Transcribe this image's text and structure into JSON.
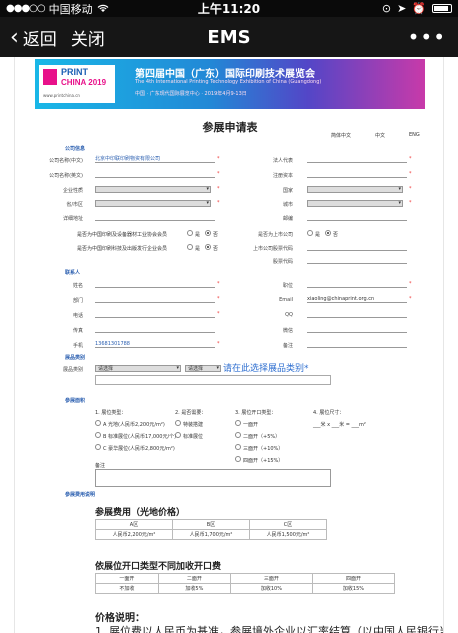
{
  "status": {
    "carrier": "中国移动",
    "wifi": "wifi-icon",
    "time": "上午11:20"
  },
  "nav": {
    "back": "返回",
    "close": "关闭",
    "title": "EMS",
    "more": "•••"
  },
  "banner": {
    "logo_line1": "PRINT",
    "logo_line2": "CHINA 2019",
    "logo_url": "www.printchina.cn",
    "title": "第四届中国（广东）国际印刷技术展览会",
    "subtitle": "The 4th International Printing Technology Exhibition of China (Guangdong)",
    "dates": "中国 · 广东现代国际展览中心 · 2019年4月9-13日"
  },
  "form": {
    "title": "参展申请表",
    "lang": [
      "简体中文",
      "中文",
      "ENG"
    ],
    "sec_company": "公司信息",
    "company_cn_label": "公司名称(中文)",
    "company_cn_value": "北京中印联印刷物资有限公司",
    "company_en_label": "公司名称(英文)",
    "region_label": "企业性质",
    "province_label": "省/市区",
    "address_label": "详细地址",
    "legal_label": "法人代表",
    "reg_capital_label": "注册资本",
    "country_label": "国家",
    "city_label": "城市",
    "zip_label": "邮编",
    "q_member": "是否为中国印刷及设备器材工业协会会员",
    "q_listed": "是否为中国印刷科技及出版发行企业会员",
    "q_public": "是否为上市公司",
    "public_url_label": "上市公司股票代码",
    "stock_code_label": "股票代码",
    "yes": "是",
    "no": "否",
    "sec_contact": "联系人",
    "name_label": "姓名",
    "dept_label": "部门",
    "phone_label": "电话",
    "fax_label": "传真",
    "mobile_label": "手机",
    "mobile_value": "13681301788",
    "title_label": "职位",
    "email_label": "Email",
    "email_value": "xiaoling@chinaprint.org.cn",
    "qq_label": "QQ",
    "wechat_label": "微信",
    "remark_label": "备注",
    "sec_category": "展品类别",
    "cat_label": "展品类别",
    "cat_select1": "请选择",
    "cat_select2": "请选择",
    "cat_hint": "请在此选择展品类别*",
    "sec_booth": "参展面积",
    "booth_q1": "1. 展位类型：",
    "booth_q2": "2. 是否需要：",
    "booth_q3": "3. 展位开口类型：",
    "booth_q4": "4. 展位尺寸：",
    "booth_opt1a": "A 光地(人民币2,200元/m²)",
    "booth_opt1b": "B 标准展位(人民币17,000元/个)",
    "booth_opt1c": "C 豪华展位(人民币2,800元/m²)",
    "booth_opt2a": "特装搭建",
    "booth_opt2b": "标准展位",
    "booth_opt3a": "一面开",
    "booth_opt3b": "二面开（+5%）",
    "booth_opt3c": "三面开（+10%）",
    "booth_opt3d": "四面开（+15%）",
    "size_fill": "___米 x ___米 = ___m²",
    "remark2_label": "备注",
    "sec_other": "参展费用说明",
    "fees_title": "参展费用（光地价格）",
    "fees_head": [
      "A区",
      "B区",
      "C区"
    ],
    "fees_row": [
      "人民币2,200元/m²",
      "人民币1,700元/m²",
      "人民币1,500元/m²"
    ],
    "open_title": "依展位开口类型不同加收开口费",
    "open_head": [
      "一面开",
      "二面开",
      "三面开",
      "四面开"
    ],
    "open_row": [
      "不加收",
      "加收5%",
      "加收10%",
      "加收15%"
    ],
    "price_title": "价格说明：",
    "price_line": "1. 展位费以人民币为基准，参展境外企业以汇率结算（以中国人民银行当日外汇"
  },
  "colors": {
    "navbar": "#161616",
    "link": "#2f6fd0",
    "required": "#e33333"
  }
}
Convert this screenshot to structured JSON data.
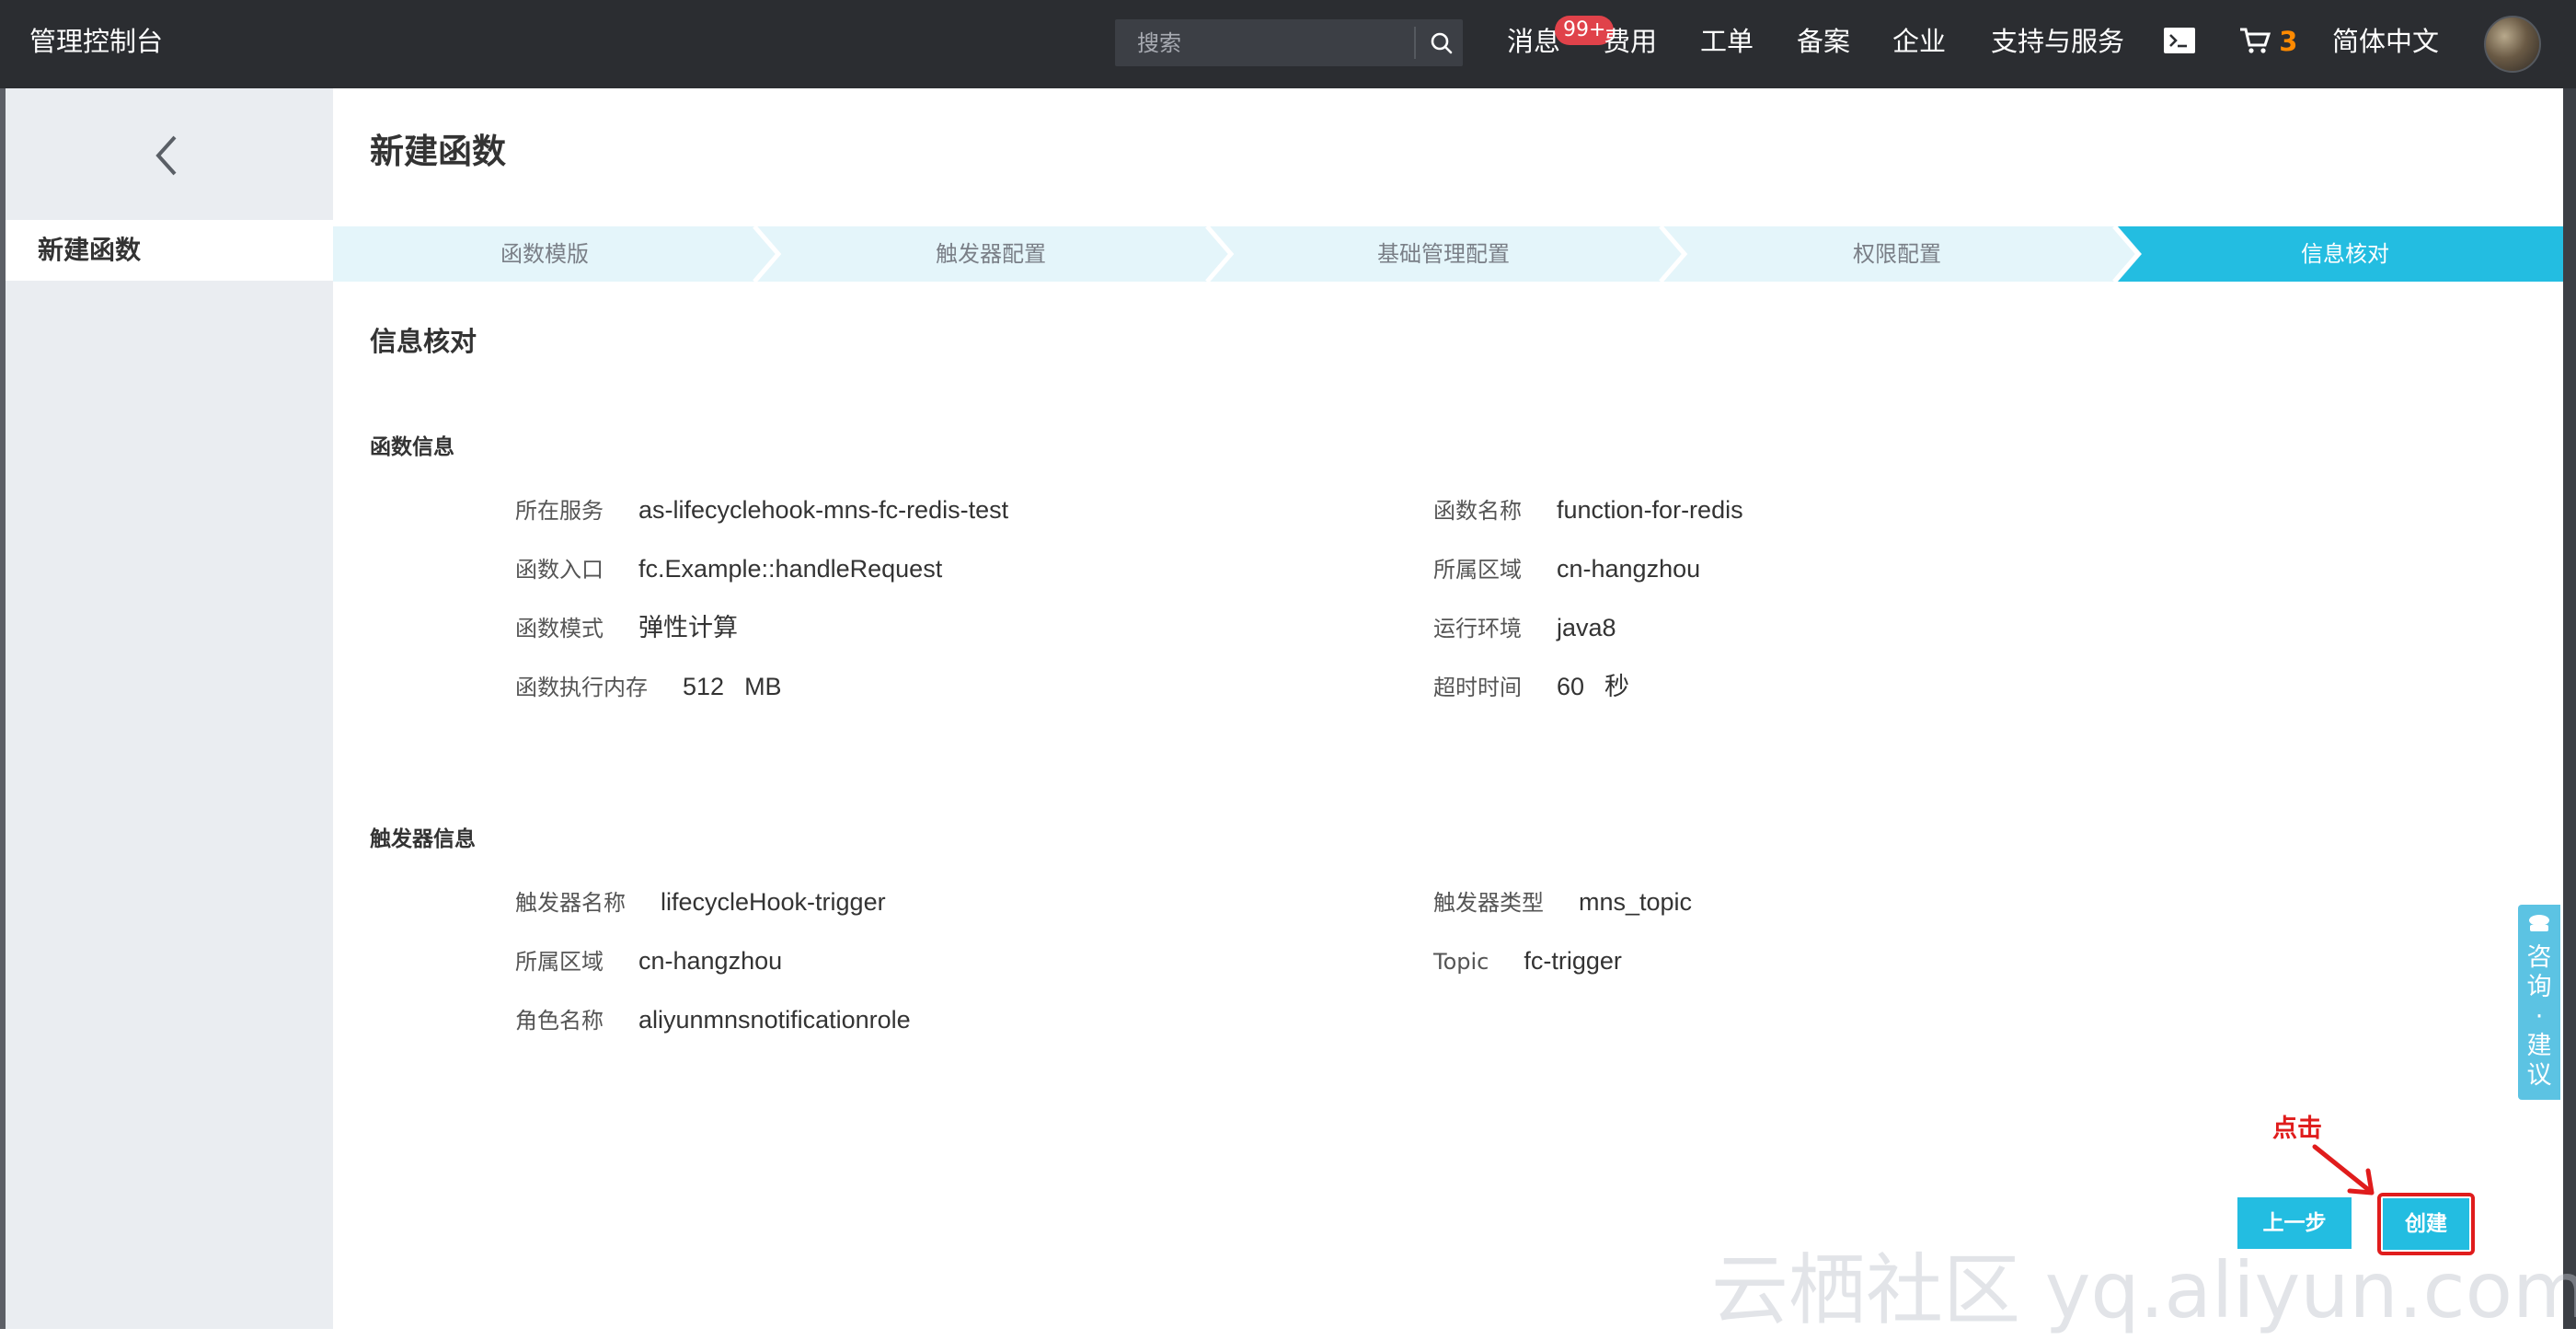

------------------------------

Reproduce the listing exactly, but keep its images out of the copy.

• _Task result_
Transcribe this image's text and structure into JSON.
{
  "status": {
    "carrier": "中国移动",
    "wifi": "wifi-icon",
    "time": "上午11:20"
  },
  "nav": {
    "back": "返回",
    "close": "关闭",
    "title": "EMS",
    "more": "•••"
  },
  "banner": {
    "logo_line1": "PRINT",
    "logo_line2": "CHINA 2019",
    "logo_url": "www.printchina.cn",
    "title": "第四届中国（广东）国际印刷技术展览会",
    "subtitle": "The 4th International Printing Technology Exhibition of China (Guangdong)",
    "dates": "中国 · 广东现代国际展览中心 · 2019年4月9-13日"
  },
  "form": {
    "title": "参展申请表",
    "lang": [
      "简体中文",
      "中文",
      "ENG"
    ],
    "sec_company": "公司信息",
    "company_cn_label": "公司名称(中文)",
    "company_cn_value": "北京中印联印刷物资有限公司",
    "company_en_label": "公司名称(英文)",
    "region_label": "企业性质",
    "province_label": "省/市区",
    "address_label": "详细地址",
    "legal_label": "法人代表",
    "reg_capital_label": "注册资本",
    "country_label": "国家",
    "city_label": "城市",
    "zip_label": "邮编",
    "q_member": "是否为中国印刷及设备器材工业协会会员",
    "q_listed": "是否为中国印刷科技及出版发行企业会员",
    "q_public": "是否为上市公司",
    "public_url_label": "上市公司股票代码",
    "stock_code_label": "股票代码",
    "yes": "是",
    "no": "否",
    "sec_contact": "联系人",
    "name_label": "姓名",
    "dept_label": "部门",
    "phone_label": "电话",
    "fax_label": "传真",
    "mobile_label": "手机",
    "mobile_value": "13681301788",
    "title_label": "职位",
    "email_label": "Email",
    "email_value": "xiaoling@chinaprint.org.cn",
    "qq_label": "QQ",
    "wechat_label": "微信",
    "remark_label": "备注",
    "sec_category": "展品类别",
    "cat_label": "展品类别",
    "cat_select1": "请选择",
    "cat_select2": "请选择",
    "cat_hint": "请在此选择展品类别*",
    "sec_booth": "参展面积",
    "booth_q1": "1. 展位类型：",
    "booth_q2": "2. 是否需要：",
    "booth_q3": "3. 展位开口类型：",
    "booth_q4": "4. 展位尺寸：",
    "booth_opt1a": "A 光地(人民币2,200元/m²)",
    "booth_opt1b": "B 标准展位(人民币17,000元/个)",
    "booth_opt1c": "C 豪华展位(人民币2,800元/m²)",
    "booth_opt2a": "特装搭建",
    "booth_opt2b": "标准展位",
    "booth_opt3a": "一面开",
    "booth_opt3b": "二面开（+5%）",
    "booth_opt3c": "三面开（+10%）",
    "booth_opt3d": "四面开（+15%）",
    "size_fill": "___米 x ___米 = ___m²",
    "remark2_label": "备注",
    "sec_other": "参展费用说明",
    "fees_title": "参展费用（光地价格）",
    "fees_head": [
      "A区",
      "B区",
      "C区"
    ],
    "fees_row": [
      "人民币2,200元/m²",
      "人民币1,700元/m²",
      "人民币1,500元/m²"
    ],
    "open_title": "依展位开口类型不同加收开口费",
    "open_head": [
      "一面开",
      "二面开",
      "三面开",
      "四面开"
    ],
    "open_row": [
      "不加收",
      "加收5%",
      "加收10%",
      "加收15%"
    ],
    "price_title": "价格说明：",
    "price_line": "1. 展位费以人民币为基准，参展境外企业以汇率结算（以中国人民银行当日外汇"
  },
  "colors": {
    "navbar": "#161616",
    "link": "#2f6fd0",
    "required": "#e33333"
  }
}
Convert this screenshot to structured JSON data.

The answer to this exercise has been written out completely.